* **Website and app data records**
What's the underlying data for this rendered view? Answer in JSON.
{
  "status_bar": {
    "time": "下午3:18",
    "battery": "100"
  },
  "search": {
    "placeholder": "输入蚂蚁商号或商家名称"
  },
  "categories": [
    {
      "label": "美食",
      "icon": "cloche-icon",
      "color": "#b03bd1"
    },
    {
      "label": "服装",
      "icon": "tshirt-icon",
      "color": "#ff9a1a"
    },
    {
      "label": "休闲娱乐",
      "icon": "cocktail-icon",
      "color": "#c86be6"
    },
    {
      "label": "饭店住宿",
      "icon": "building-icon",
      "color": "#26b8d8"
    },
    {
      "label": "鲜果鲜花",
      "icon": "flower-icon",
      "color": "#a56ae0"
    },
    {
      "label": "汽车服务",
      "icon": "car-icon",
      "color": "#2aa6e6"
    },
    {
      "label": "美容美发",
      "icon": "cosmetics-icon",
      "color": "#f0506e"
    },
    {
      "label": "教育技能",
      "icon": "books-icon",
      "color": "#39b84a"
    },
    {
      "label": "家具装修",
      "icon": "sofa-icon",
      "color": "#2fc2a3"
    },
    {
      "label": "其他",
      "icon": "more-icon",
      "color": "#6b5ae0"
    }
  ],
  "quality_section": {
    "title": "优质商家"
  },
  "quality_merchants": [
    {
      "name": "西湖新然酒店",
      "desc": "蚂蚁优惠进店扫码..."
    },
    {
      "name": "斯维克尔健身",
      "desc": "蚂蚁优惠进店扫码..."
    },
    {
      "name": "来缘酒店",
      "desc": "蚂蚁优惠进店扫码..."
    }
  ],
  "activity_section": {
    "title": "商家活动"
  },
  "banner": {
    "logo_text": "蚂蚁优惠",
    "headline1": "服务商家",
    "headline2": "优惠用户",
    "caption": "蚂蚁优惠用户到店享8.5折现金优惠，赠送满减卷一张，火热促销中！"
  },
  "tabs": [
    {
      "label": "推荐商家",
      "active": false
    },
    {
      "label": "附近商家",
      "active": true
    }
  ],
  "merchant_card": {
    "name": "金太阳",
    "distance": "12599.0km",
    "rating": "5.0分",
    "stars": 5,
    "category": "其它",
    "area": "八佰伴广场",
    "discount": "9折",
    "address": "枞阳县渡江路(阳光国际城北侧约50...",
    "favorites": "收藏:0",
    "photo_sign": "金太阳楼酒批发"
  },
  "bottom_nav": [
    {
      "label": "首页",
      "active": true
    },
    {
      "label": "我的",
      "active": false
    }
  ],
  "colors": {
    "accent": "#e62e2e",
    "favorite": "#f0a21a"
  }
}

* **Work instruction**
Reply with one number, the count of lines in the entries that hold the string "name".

* **Result**
4